**GOAL OF THE EXERCISE**
Across the entries below, how many lines have the string "content" in them? Reply with only the number.
==== MATERIAL FOR THE TASK ====
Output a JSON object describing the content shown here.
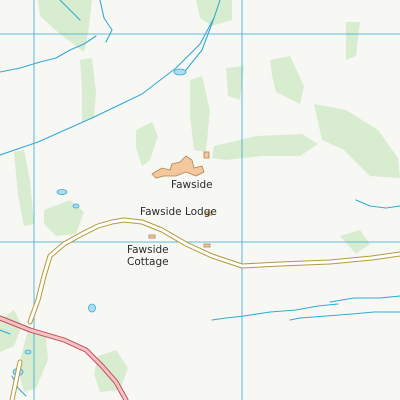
{
  "map": {
    "colors": {
      "background": "#f7f7f4",
      "woodland": "#d8edcf",
      "water": "#35a9d6",
      "grid": "#35a9d6",
      "building": "#f2c89c",
      "building_outline": "#b08552",
      "minor_road_fill": "#ffffff",
      "minor_road_casing": "#b59a3a",
      "major_road_fill": "#f6c3c6",
      "major_road_casing": "#c0505a"
    },
    "features": [
      {
        "id": "woodland",
        "kind": "woodland"
      },
      {
        "id": "streams",
        "kind": "water"
      },
      {
        "id": "ponds",
        "kind": "water"
      },
      {
        "id": "grid-lines",
        "kind": "grid"
      },
      {
        "id": "buildings",
        "kind": "building"
      },
      {
        "id": "minor-roads",
        "kind": "minor road"
      },
      {
        "id": "main-road",
        "kind": "main road"
      }
    ],
    "labels": {
      "fawside": "Fawside",
      "fawside_lodge": "Fawside Lodge",
      "fawside_cottage_line1": "Fawside",
      "fawside_cottage_line2": "Cottage"
    }
  }
}
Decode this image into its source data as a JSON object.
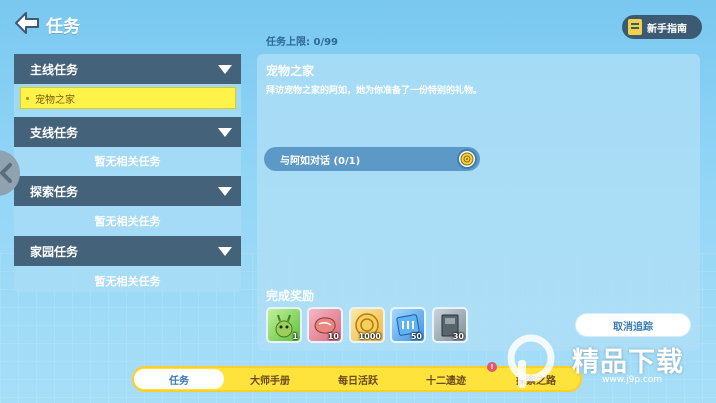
{
  "header": {
    "title": "任务",
    "guide_label": "新手指南"
  },
  "quest_limit": "任务上限: 0/99",
  "categories": [
    {
      "label": "主线任务",
      "empty_text": ""
    },
    {
      "label": "支线任务",
      "empty_text": "暂无相关任务"
    },
    {
      "label": "探索任务",
      "empty_text": "暂无相关任务"
    },
    {
      "label": "家园任务",
      "empty_text": "暂无相关任务"
    }
  ],
  "selected_quest": "宠物之家",
  "detail": {
    "title": "宠物之家",
    "description": "拜访宠物之家的阿如，她为你准备了一份特别的礼物。",
    "objective": "与阿如对话 (0/1)",
    "reward_title": "完成奖励",
    "rewards": [
      {
        "icon": "pet-creature-icon",
        "count": "1",
        "color": "#7ccf5a"
      },
      {
        "icon": "meat-icon",
        "count": "10",
        "color": "#e58a8a"
      },
      {
        "icon": "coin-icon",
        "count": "1000",
        "color": "#f4c14a"
      },
      {
        "icon": "blue-ticket-icon",
        "count": "50",
        "color": "#4f9ee6"
      },
      {
        "icon": "book-icon",
        "count": "30",
        "color": "#8a9aa4"
      }
    ],
    "cancel_label": "取消追踪"
  },
  "tabs": [
    {
      "label": "任务",
      "active": true
    },
    {
      "label": "大师手册",
      "active": false
    },
    {
      "label": "每日活跃",
      "active": false
    },
    {
      "label": "十二遗迹",
      "active": false,
      "badge": "!"
    },
    {
      "label": "探索之路",
      "active": false
    }
  ],
  "watermark": {
    "text": "精品下载",
    "url": "www.j9p.com"
  }
}
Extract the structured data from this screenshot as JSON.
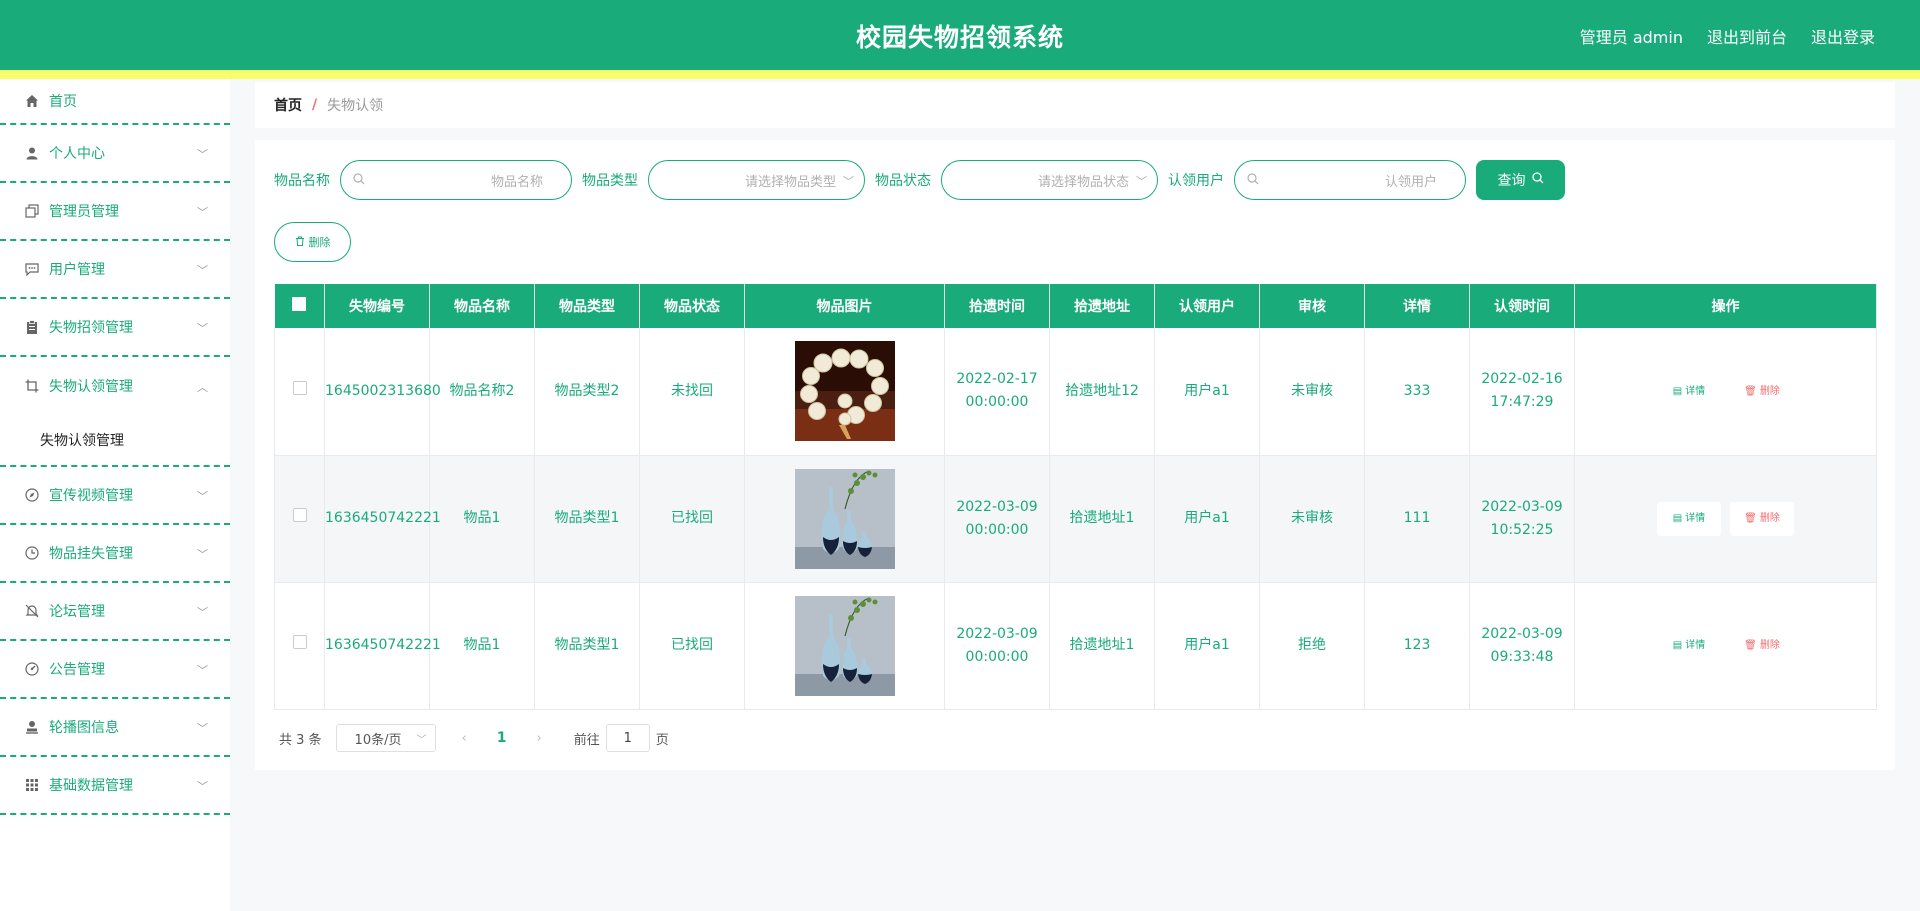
{
  "header": {
    "title": "校园失物招领系统",
    "admin_label": "管理员 admin",
    "to_front_label": "退出到前台",
    "logout_label": "退出登录"
  },
  "sidebar": {
    "items": [
      {
        "label": "首页",
        "icon": "home-icon"
      },
      {
        "label": "个人中心",
        "icon": "user-icon"
      },
      {
        "label": "管理员管理",
        "icon": "copy-icon"
      },
      {
        "label": "用户管理",
        "icon": "chat-icon"
      },
      {
        "label": "失物招领管理",
        "icon": "clipboard-icon"
      },
      {
        "label": "失物认领管理",
        "icon": "crop-icon",
        "sub": "失物认领管理"
      },
      {
        "label": "宣传视频管理",
        "icon": "compass-icon"
      },
      {
        "label": "物品挂失管理",
        "icon": "clock-icon"
      },
      {
        "label": "论坛管理",
        "icon": "bell-off-icon"
      },
      {
        "label": "公告管理",
        "icon": "gauge-icon"
      },
      {
        "label": "轮播图信息",
        "icon": "person-stamp-icon"
      },
      {
        "label": "基础数据管理",
        "icon": "grid-icon"
      }
    ]
  },
  "breadcrumb": {
    "home": "首页",
    "sep": "/",
    "current": "失物认领"
  },
  "filters": {
    "name_label": "物品名称",
    "name_placeholder": "物品名称",
    "type_label": "物品类型",
    "type_placeholder": "请选择物品类型",
    "status_label": "物品状态",
    "status_placeholder": "请选择物品状态",
    "user_label": "认领用户",
    "user_placeholder": "认领用户",
    "query_label": "查询",
    "delete_label": "删除"
  },
  "table": {
    "headers": [
      "失物编号",
      "物品名称",
      "物品类型",
      "物品状态",
      "物品图片",
      "拾遗时间",
      "拾遗地址",
      "认领用户",
      "审核",
      "详情",
      "认领时间",
      "操作"
    ],
    "rows": [
      {
        "code": "1645002313680",
        "name": "物品名称2",
        "type": "物品类型2",
        "status": "未找回",
        "image": "beads",
        "pick_time": "2022-02-17 00:00:00",
        "address": "拾遗地址12",
        "user": "用户a1",
        "review": "未审核",
        "detail": "333",
        "claim_time": "2022-02-16 17:47:29"
      },
      {
        "code": "1636450742221",
        "name": "物品1",
        "type": "物品类型1",
        "status": "已找回",
        "image": "vases",
        "pick_time": "2022-03-09 00:00:00",
        "address": "拾遗地址1",
        "user": "用户a1",
        "review": "未审核",
        "detail": "111",
        "claim_time": "2022-03-09 10:52:25"
      },
      {
        "code": "1636450742221",
        "name": "物品1",
        "type": "物品类型1",
        "status": "已找回",
        "image": "vases",
        "pick_time": "2022-03-09 00:00:00",
        "address": "拾遗地址1",
        "user": "用户a1",
        "review": "拒绝",
        "detail": "123",
        "claim_time": "2022-03-09 09:33:48"
      }
    ],
    "op_detail": "详情",
    "op_delete": "删除"
  },
  "pagination": {
    "total": "共 3 条",
    "page_size": "10条/页",
    "current_page": "1",
    "goto_label": "前往",
    "goto_value": "1",
    "page_suffix": "页"
  },
  "colors": {
    "primary": "#1aab7a",
    "stripe": "#f6ff6a",
    "danger": "#f56c6c"
  }
}
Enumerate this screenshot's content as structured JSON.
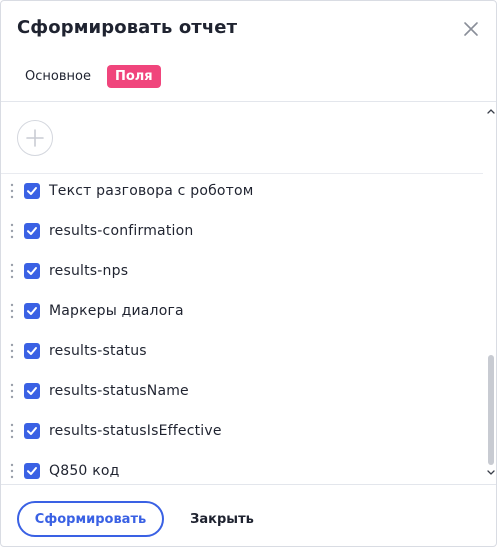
{
  "dialog": {
    "title": "Сформировать отчет",
    "close_icon": "close-icon"
  },
  "tabs": [
    {
      "label": "Основное",
      "active": false
    },
    {
      "label": "Поля",
      "active": true
    }
  ],
  "fields": {
    "add_icon": "plus-circle-icon",
    "items": [
      {
        "label": "Текст разговора с роботом",
        "checked": true
      },
      {
        "label": "results-confirmation",
        "checked": true
      },
      {
        "label": "results-nps",
        "checked": true
      },
      {
        "label": "Маркеры диалога",
        "checked": true
      },
      {
        "label": "results-status",
        "checked": true
      },
      {
        "label": "results-statusName",
        "checked": true
      },
      {
        "label": "results-statusIsEffective",
        "checked": true
      },
      {
        "label": "Q850 код",
        "checked": true
      }
    ]
  },
  "footer": {
    "submit_label": "Сформировать",
    "close_label": "Закрыть"
  },
  "colors": {
    "accent": "#3a61e4",
    "tab_active": "#f0457c",
    "text": "#1f2330"
  }
}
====
**RESPONSE TO THIS TASK**
2